-- Exercise aim --
Return every line in the entries below where the word "Your" shows up.

[Website and app data records]
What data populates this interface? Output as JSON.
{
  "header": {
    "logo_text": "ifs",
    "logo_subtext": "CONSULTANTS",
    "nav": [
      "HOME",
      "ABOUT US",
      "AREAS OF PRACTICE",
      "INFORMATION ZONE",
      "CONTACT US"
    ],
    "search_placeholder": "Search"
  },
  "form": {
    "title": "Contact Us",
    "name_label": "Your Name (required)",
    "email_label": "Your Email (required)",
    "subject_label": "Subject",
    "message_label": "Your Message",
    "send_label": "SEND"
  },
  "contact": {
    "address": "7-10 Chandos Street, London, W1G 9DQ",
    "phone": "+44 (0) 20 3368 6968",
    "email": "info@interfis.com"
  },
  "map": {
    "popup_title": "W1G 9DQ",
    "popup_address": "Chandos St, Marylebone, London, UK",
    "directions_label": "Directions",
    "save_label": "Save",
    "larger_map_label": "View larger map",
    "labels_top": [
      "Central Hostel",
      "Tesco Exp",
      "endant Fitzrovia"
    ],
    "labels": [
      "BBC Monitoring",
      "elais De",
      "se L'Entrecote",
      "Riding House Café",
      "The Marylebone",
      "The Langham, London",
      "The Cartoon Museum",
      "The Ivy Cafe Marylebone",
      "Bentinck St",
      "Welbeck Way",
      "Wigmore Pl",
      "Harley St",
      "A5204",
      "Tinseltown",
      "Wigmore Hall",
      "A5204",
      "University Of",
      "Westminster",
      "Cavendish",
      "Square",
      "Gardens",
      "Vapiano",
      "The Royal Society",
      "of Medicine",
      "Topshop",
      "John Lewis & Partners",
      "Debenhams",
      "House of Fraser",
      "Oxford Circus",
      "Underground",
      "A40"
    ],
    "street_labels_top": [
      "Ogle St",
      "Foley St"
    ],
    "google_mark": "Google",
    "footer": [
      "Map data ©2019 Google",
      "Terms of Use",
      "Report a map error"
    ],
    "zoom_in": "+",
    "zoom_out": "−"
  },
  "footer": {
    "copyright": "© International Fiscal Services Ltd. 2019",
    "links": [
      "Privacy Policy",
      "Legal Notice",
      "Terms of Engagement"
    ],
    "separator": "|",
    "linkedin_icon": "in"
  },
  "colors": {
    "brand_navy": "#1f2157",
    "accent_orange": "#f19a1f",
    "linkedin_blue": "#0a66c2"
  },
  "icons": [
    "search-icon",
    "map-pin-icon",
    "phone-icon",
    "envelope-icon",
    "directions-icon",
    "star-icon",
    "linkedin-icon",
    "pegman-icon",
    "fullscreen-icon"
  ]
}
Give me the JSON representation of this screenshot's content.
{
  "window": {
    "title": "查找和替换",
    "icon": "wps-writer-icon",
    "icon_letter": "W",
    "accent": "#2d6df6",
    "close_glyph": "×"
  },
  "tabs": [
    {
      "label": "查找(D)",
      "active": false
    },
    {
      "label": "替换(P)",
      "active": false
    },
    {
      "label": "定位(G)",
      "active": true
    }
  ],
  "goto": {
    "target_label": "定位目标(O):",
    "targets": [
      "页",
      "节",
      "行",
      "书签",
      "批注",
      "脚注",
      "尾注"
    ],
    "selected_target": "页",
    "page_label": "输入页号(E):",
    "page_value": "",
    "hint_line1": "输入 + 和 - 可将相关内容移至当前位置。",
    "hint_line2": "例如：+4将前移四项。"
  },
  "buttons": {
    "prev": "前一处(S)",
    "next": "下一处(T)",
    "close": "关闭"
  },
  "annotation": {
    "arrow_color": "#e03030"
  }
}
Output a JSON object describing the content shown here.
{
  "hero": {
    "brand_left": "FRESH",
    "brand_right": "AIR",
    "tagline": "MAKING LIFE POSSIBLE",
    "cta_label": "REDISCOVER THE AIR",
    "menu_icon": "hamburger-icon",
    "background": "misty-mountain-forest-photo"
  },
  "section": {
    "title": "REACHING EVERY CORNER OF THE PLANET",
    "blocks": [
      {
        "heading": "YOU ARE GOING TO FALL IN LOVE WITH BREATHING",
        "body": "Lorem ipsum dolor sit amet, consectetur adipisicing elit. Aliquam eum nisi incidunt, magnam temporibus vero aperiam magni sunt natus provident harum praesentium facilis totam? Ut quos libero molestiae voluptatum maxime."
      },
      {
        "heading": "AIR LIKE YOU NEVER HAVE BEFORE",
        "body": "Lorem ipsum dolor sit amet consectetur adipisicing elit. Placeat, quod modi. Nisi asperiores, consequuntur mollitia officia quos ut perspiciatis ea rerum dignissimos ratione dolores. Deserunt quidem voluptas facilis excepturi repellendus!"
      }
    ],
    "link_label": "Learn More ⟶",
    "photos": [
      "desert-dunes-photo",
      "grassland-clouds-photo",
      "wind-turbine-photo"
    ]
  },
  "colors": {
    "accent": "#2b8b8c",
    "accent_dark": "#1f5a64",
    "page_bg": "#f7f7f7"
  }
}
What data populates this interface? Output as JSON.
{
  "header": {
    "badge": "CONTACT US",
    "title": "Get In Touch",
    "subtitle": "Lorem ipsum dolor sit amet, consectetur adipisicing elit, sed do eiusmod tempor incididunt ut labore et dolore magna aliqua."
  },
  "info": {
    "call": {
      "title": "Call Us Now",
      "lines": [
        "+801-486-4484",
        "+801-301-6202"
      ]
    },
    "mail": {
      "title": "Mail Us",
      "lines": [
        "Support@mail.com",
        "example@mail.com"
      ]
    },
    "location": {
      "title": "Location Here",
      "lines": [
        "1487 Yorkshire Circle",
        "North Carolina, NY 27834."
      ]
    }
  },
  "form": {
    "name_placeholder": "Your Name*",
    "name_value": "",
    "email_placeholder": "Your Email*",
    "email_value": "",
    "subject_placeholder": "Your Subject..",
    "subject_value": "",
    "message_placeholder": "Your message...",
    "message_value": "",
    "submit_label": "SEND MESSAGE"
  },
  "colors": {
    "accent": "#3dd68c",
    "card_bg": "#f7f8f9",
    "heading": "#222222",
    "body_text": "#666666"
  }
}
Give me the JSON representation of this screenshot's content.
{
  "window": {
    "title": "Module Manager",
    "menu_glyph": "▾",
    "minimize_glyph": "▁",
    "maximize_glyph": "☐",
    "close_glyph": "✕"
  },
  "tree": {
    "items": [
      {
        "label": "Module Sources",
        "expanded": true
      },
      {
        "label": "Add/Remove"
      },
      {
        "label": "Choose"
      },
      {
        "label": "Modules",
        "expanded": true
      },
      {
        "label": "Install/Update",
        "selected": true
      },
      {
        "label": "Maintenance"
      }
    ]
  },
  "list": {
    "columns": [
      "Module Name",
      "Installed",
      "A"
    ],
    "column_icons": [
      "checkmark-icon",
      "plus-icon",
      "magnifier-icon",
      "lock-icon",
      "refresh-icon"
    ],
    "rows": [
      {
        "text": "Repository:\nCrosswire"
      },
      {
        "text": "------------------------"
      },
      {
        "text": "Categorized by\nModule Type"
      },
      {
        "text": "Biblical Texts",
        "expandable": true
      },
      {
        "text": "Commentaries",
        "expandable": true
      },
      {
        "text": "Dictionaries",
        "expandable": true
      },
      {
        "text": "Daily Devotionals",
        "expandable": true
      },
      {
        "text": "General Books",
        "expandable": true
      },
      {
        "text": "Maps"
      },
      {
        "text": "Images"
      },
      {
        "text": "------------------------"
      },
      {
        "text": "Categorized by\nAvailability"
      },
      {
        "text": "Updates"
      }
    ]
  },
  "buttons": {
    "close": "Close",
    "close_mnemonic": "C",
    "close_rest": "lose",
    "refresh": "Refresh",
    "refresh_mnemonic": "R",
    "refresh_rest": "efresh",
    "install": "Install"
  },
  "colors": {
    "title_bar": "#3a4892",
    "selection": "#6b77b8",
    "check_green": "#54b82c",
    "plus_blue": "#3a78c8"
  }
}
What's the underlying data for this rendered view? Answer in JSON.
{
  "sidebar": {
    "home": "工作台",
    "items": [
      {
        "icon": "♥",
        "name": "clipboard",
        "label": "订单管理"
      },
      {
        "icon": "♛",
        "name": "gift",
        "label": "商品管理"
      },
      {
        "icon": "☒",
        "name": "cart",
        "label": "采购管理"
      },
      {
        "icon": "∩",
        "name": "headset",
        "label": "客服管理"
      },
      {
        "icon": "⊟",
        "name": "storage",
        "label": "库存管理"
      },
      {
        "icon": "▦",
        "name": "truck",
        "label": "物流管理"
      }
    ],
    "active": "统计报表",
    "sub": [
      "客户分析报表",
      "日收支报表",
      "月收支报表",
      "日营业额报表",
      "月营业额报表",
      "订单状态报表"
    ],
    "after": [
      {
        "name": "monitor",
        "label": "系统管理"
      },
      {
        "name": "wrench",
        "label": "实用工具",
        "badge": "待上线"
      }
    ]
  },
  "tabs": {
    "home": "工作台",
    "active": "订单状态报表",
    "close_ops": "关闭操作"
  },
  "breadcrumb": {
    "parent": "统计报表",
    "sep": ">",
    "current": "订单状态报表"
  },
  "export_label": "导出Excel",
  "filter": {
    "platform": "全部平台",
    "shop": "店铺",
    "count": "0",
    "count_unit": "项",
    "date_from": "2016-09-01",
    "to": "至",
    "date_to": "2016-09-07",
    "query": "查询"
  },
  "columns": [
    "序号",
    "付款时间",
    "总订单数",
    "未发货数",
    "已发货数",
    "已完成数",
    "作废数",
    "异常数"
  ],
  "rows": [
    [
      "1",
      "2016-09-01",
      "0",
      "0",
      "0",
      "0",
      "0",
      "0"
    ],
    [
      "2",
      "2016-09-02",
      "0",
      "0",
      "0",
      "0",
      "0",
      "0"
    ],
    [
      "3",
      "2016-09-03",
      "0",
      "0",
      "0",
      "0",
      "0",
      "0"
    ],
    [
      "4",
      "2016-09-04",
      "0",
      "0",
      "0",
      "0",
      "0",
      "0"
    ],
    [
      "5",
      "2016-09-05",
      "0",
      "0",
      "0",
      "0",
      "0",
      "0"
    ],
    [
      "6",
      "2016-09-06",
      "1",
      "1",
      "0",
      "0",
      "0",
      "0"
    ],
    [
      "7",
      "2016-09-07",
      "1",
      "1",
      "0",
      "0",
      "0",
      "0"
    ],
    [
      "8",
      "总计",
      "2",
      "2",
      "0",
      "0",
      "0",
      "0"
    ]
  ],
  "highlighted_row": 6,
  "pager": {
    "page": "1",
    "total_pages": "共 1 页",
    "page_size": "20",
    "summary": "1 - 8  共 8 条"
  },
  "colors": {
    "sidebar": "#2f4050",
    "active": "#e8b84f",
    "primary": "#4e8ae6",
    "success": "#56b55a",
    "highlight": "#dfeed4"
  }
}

-- Result for this exercise --
    "name_label": "Your Name (required)",
    "email_label": "Your Email (required)",
    "message_label": "Your Message",
    "name_placeholder": "Your Name*",
    "email_placeholder": "Your Email*",
    "subject_placeholder": "Your Subject..",
    "message_placeholder": "Your message...",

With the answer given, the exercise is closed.